So, I don’t know anyone who believes for a second that you could end inequality, or even that it’s worth trying. It’s simpler than that; we want to minimize poverty. Ye have the poor always with you said Jesus (Matt 26:11) but we can hope he was wrong. It doesn’t really need justification: poverty which need not exist is profoundly immoral and unaesthetic and suboptimal and should be corrected. But if you want justification, here it is: some people seem to deserve their poverty, having brought it on themselves; but their children don’t.
Once you clear away this bullshit about wanting to end inequality, you can have a useful argument about reducing poverty. I’m enough of a realist to acknowledge that one of the best ways of doing that is to encourage a vibrant, free, open, unobstructed marketplace. But I also think that progressive taxation is, in moderation, good macroeconomics and good policy.

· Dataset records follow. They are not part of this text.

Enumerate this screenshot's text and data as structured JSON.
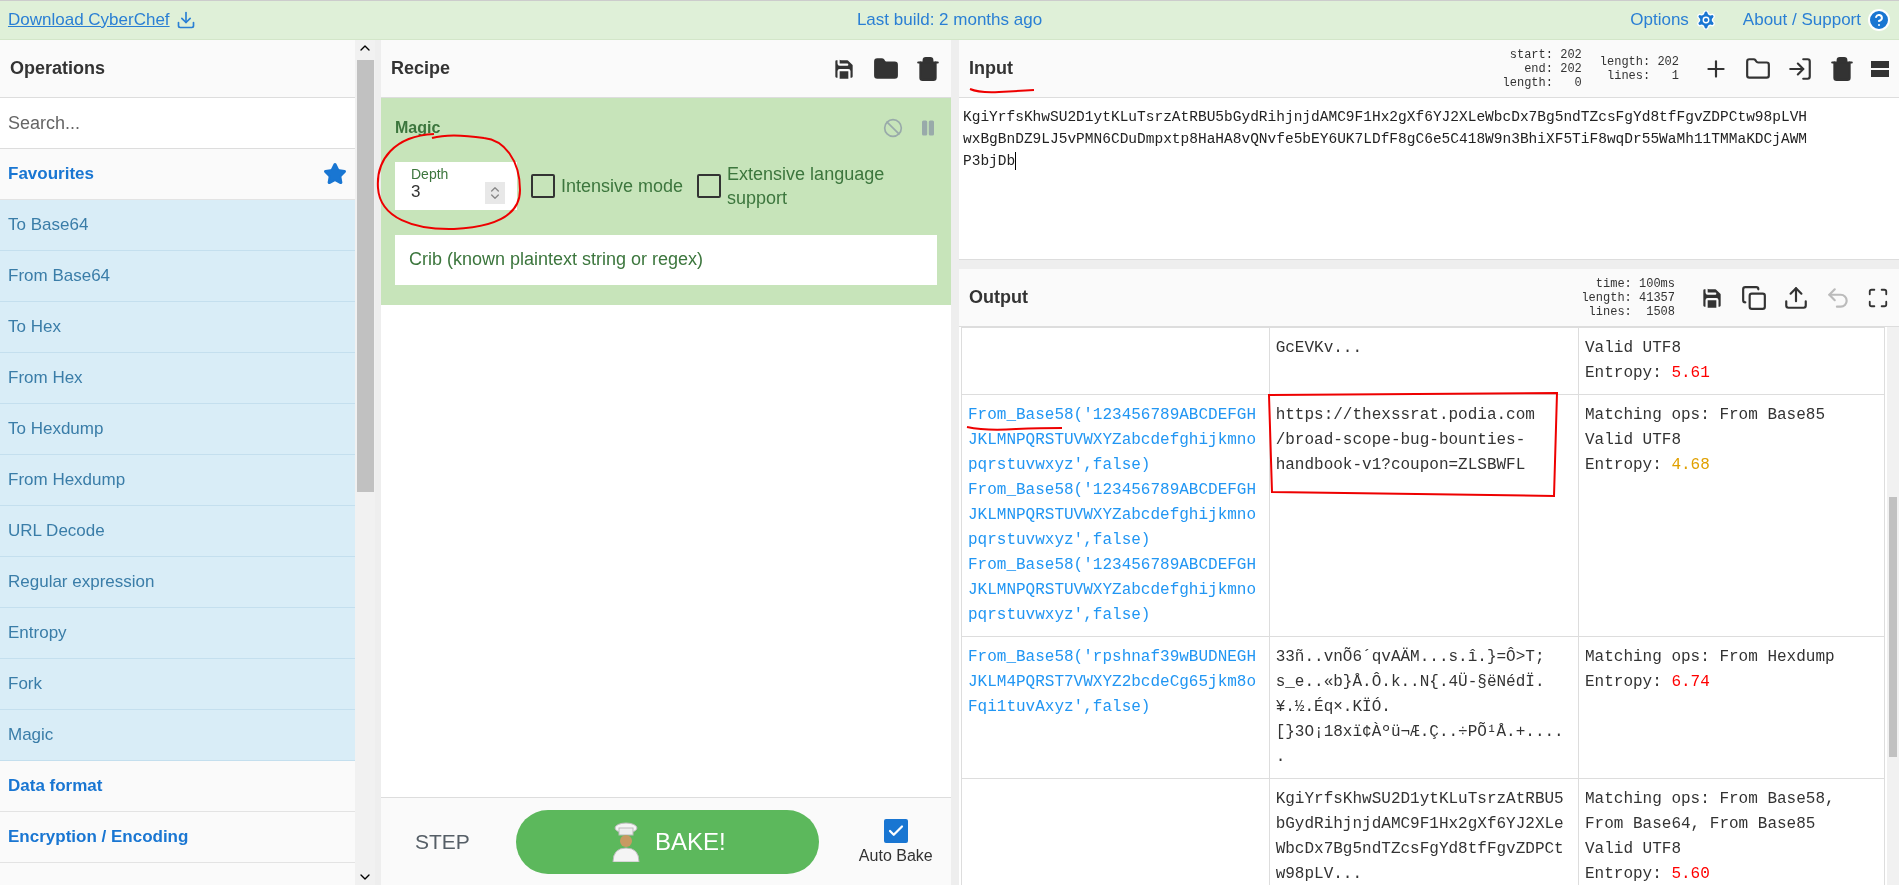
{
  "top_bar": {
    "download_link": "Download CyberChef",
    "last_build": "Last build: 2 months ago",
    "options": "Options",
    "about": "About / Support"
  },
  "operations": {
    "title": "Operations",
    "search": {
      "placeholder": "Search..."
    },
    "categories": [
      {
        "label": "Favourites",
        "items": [
          "To Base64",
          "From Base64",
          "To Hex",
          "From Hex",
          "To Hexdump",
          "From Hexdump",
          "URL Decode",
          "Regular expression",
          "Entropy",
          "Fork",
          "Magic"
        ]
      },
      {
        "label": "Data format"
      },
      {
        "label": "Encryption / Encoding"
      }
    ]
  },
  "recipe": {
    "title": "Recipe",
    "operation": {
      "name": "Magic",
      "depth": {
        "label": "Depth",
        "value": "3"
      },
      "checkboxes": [
        {
          "label": "Intensive mode",
          "checked": false
        },
        {
          "label": "Extensive language support",
          "checked": false
        }
      ],
      "crib": {
        "placeholder": "Crib (known plaintext string or regex)"
      }
    },
    "step": "STEP",
    "bake": "BAKE!",
    "auto_bake": {
      "label": "Auto Bake",
      "checked": true
    }
  },
  "input": {
    "title": "Input",
    "stats_left": [
      "start: 202",
      "end: 202",
      "length:   0"
    ],
    "stats_right": [
      "length: 202",
      "lines:   1"
    ],
    "lines": [
      "KgiYrfsKhwSU2D1ytKLuTsrzAtRBU5bGydRihjnjdAMC9F1Hx2gXf6YJ2XLeWbcDx7Bg5ndTZcsFgYd8tfFgvZDPCtw98pLVH",
      "wxBgBnDZ9LJ5vPMN6CDuDmpxtp8HaHA8vQNvfe5bEY6UK7LDfF8gC6e5C418W9n3BhiXF5TiF8wqDr55WaMh11TMMaKDCjAWM",
      "P3bjDb"
    ]
  },
  "output": {
    "title": "Output",
    "stats": [
      "time: 100ms",
      "length: 41357",
      "lines:  1508"
    ],
    "rows": [
      {
        "recipe": [],
        "result": [
          "GcEVKv..."
        ],
        "notes": [
          "Valid UTF8"
        ],
        "entropy": {
          "label": "Entropy:",
          "value": "5.61",
          "color": "#ff0000"
        }
      },
      {
        "recipe": [
          "From_Base58('123456789ABCDEFGHJKLMNPQRSTUVWXYZabcdefghijkmnopqrstuvwxyz',false)",
          "From_Base58('123456789ABCDEFGHJKLMNPQRSTUVWXYZabcdefghijkmnopqrstuvwxyz',false)",
          "From_Base58('123456789ABCDEFGHJKLMNPQRSTUVWXYZabcdefghijkmnopqrstuvwxyz',false)"
        ],
        "result": [
          "https://thexssrat.podia.com",
          "/broad-scope-bug-bounties-",
          "handbook-v1?coupon=ZLSBWFL"
        ],
        "notes": [
          "Matching ops: From Base85",
          "Valid UTF8"
        ],
        "entropy": {
          "label": "Entropy:",
          "value": "4.68",
          "color": "#e0a000"
        }
      },
      {
        "recipe": [
          "From_Base58('rpshnaf39wBUDNEGHJKLM4PQRST7VWXYZ2bcdeCg65jkm8oFqi1tuvAxyz',false)"
        ],
        "result": [
          "33ñ..vnÕ6´qvAÄM...s.î.}=Ô>T;",
          "s_e..«b}Å.Ô.k..N{.4Ü-§ëNédÏ.",
          "¥.½.Éq×.KÏÓ.",
          "[}3O¡18xï¢Àºü¬Æ.Ç..÷PÕ¹Å.+....",
          "."
        ],
        "notes": [
          "Matching ops: From Hexdump"
        ],
        "entropy": {
          "label": "Entropy:",
          "value": "6.74",
          "color": "#ff0000"
        }
      },
      {
        "recipe": [],
        "result": [
          "KgiYrfsKhwSU2D1ytKLuTsrzAtRBU5",
          "bGydRihjnjdAMC9F1Hx2gXf6YJ2XLe",
          "WbcDx7Bg5ndTZcsFgYd8tfFgvZDPCt",
          "w98pLV..."
        ],
        "notes": [
          "Matching ops: From Base58, From Base64, From Base85",
          "Valid UTF8"
        ],
        "entropy": {
          "label": "Entropy:",
          "value": "5.60",
          "color": "#ff0000"
        }
      }
    ]
  }
}
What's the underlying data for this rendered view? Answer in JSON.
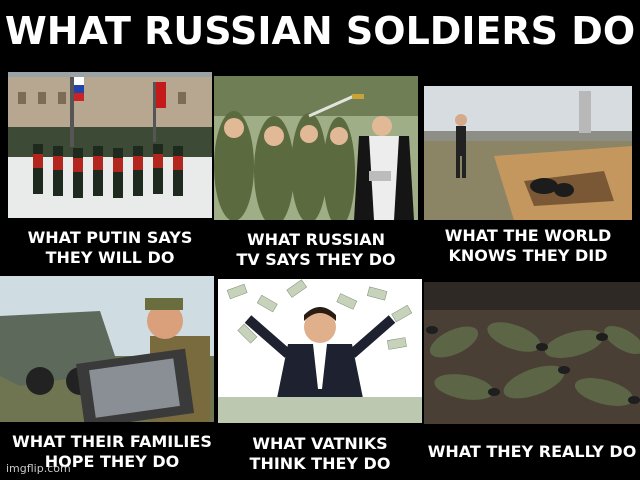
{
  "meme": {
    "title": "WHAT RUSSIAN SOLDIERS DO",
    "panels": [
      {
        "caption_line1": "WHAT PUTIN SAYS",
        "caption_line2": "THEY WILL DO"
      },
      {
        "caption_line1": "WHAT RUSSIAN",
        "caption_line2": "TV SAYS THEY DO"
      },
      {
        "caption_line1": "WHAT THE WORLD",
        "caption_line2": "KNOWS THEY DID"
      },
      {
        "caption_line1": "WHAT THEIR FAMILIES",
        "caption_line2": "HOPE THEY DO"
      },
      {
        "caption_line1": "WHAT VATNIKS",
        "caption_line2": "THINK THEY DO"
      },
      {
        "caption_line1": "WHAT THEY REALLY DO",
        "caption_line2": ""
      }
    ],
    "watermark": "imgflip.com"
  },
  "images": {
    "parade": "soldiers-marching-parade-photo",
    "blessing": "priest-blessing-soldiers-photo",
    "field": "man-walking-by-trench-photo",
    "tv": "soldier-carrying-television-photo",
    "money": "man-in-suit-throwing-money-photo",
    "bodies": "fallen-soldiers-on-ground-photo"
  },
  "colors": {
    "background": "#000000",
    "text": "#ffffff",
    "watermark": "#c8c8c8"
  }
}
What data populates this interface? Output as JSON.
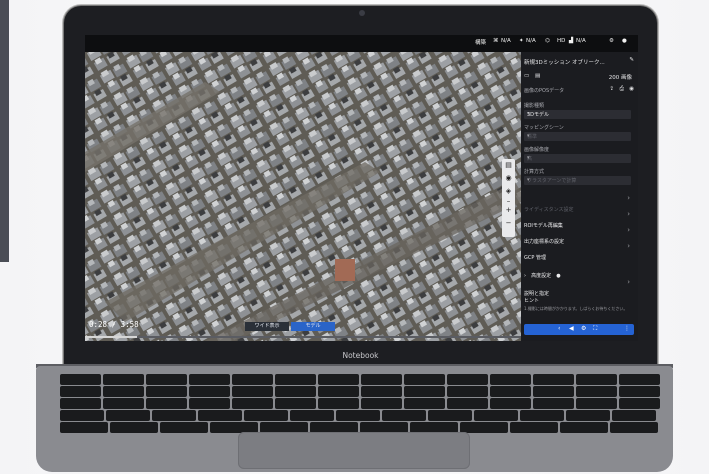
{
  "device": {
    "brand_label": "Notebook"
  },
  "topbar": {
    "items": [
      "構築",
      "N/A",
      "N/A",
      "HD",
      "N/A"
    ]
  },
  "video": {
    "time": "0:28 / 3:58",
    "progress": 0.12,
    "btn_left": "ワイド表示",
    "btn_right": "モデル"
  },
  "panel": {
    "title": "新規3Dミッション  オブリーク...",
    "photo_count": "200 画像",
    "section_label": "画像のPOSデータ",
    "field1_label": "撮影種類",
    "field1_value": "3Dモデル",
    "field2_label": "マッピングシーン",
    "field2_value": "標準",
    "field3_label": "画像解像度",
    "field3_value": "高",
    "field4_label": "計算方式",
    "field4_value": "クラスタアーンで計算",
    "menu1": "ライディスタンス設定",
    "menu2": "ROIモデル再編集",
    "menu3": "出力座標系の設定",
    "menu4": "GCP 管理",
    "menu5": "高度設定",
    "menu6": "説明と指定",
    "hint_title": "ヒント",
    "hint_text": "1.撮影には時間がかかります。しばらくお待ちください。"
  },
  "colors": {
    "accent": "#2563d4",
    "panel_bg": "#1b1c20"
  }
}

Proportionality · And here’s where Paul really goes off the rails. Search forward for “applies proportionately”, and you encounter this astounding assertion:
This argument applies proportionately. It’s not just that if you eliminate economic inequality, you get no startups. To the extent you reduce economic inequality, you decrease the number of startups.  Increase taxes, and willingness to take risks decreases in proportion.

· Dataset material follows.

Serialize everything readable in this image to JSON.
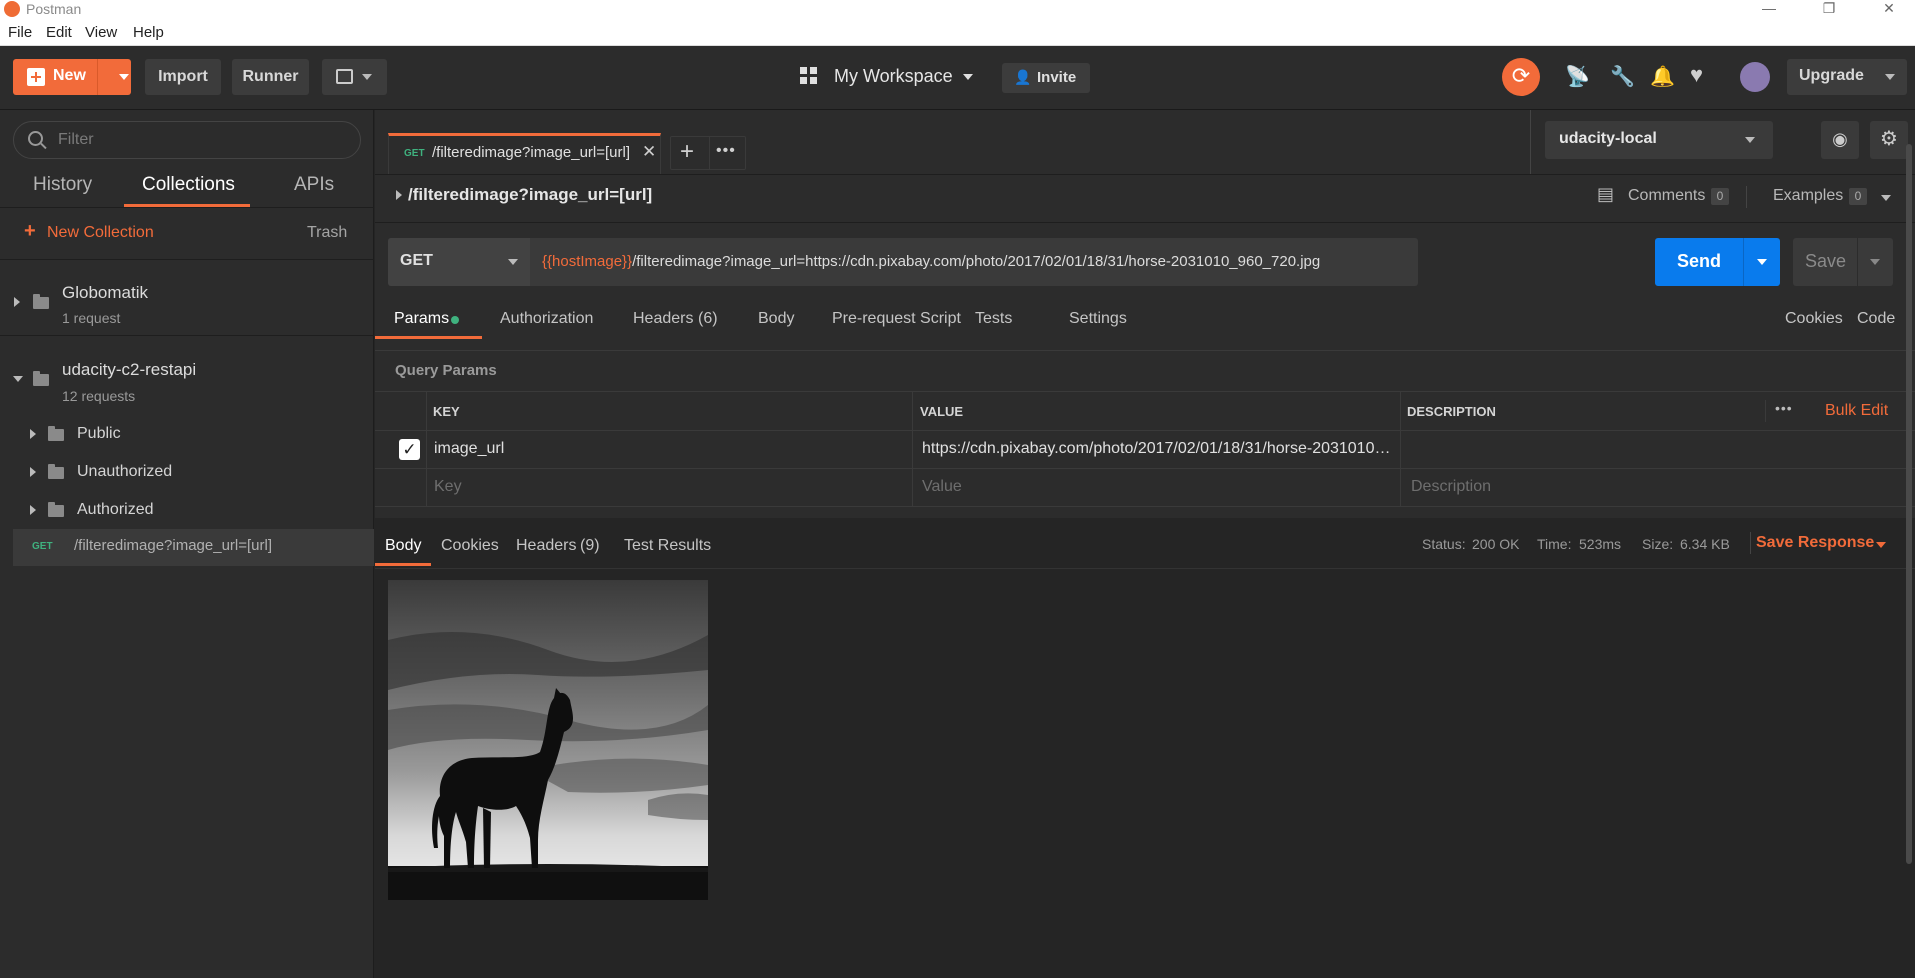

Oh, really? There’s a smooth mathematical relationship extending off to infinity in both directions? That’s what “proportionately” means, last math course I took. Let’s grant that economic inequality is a useful driver to creativity, hard work, and the creation of wealth that everyone gets to share in. But let’s not kid ourselves that this—or really much of anything in the social sciences—looks like a smooth O(N) curve. Yeah, give people a chance to get ahead and they will. But if they already have a Lexus and a 2-story lodge in Aspen, will the chance at a Maybach and a 3-story lodge really drive them to go through all the startup bullshit again? Well, yes, it will; but only for those people who live for that startup adrenaline and for doing deals; but those people would be doing it anyhow, because that’s the kind of people they are.
Call me old-fashioned, but here in Vancouver the streets are stuffed (on the pavement) with Mercedes and BMWs and Porsches and, and on the sidewalk, there are street people begging for their bread, and kids dropping out of high school to take care of their siblings because their parents aren’t making it.
I want to help those people on the sidewalk, and if a bit more progressive taxation will help, that’s OK by me. What we don’t need is pseudoquantitative assertions that can be used by the Dubyas of the world to justify slashing taxes on the the top 1%, and then doing it again and again. People aren’t that simple, which means that politics isn’t either.
[Disclosure: I’ve also tried pretty hard to get rich, and not done as well as Paul Graham, but OK.]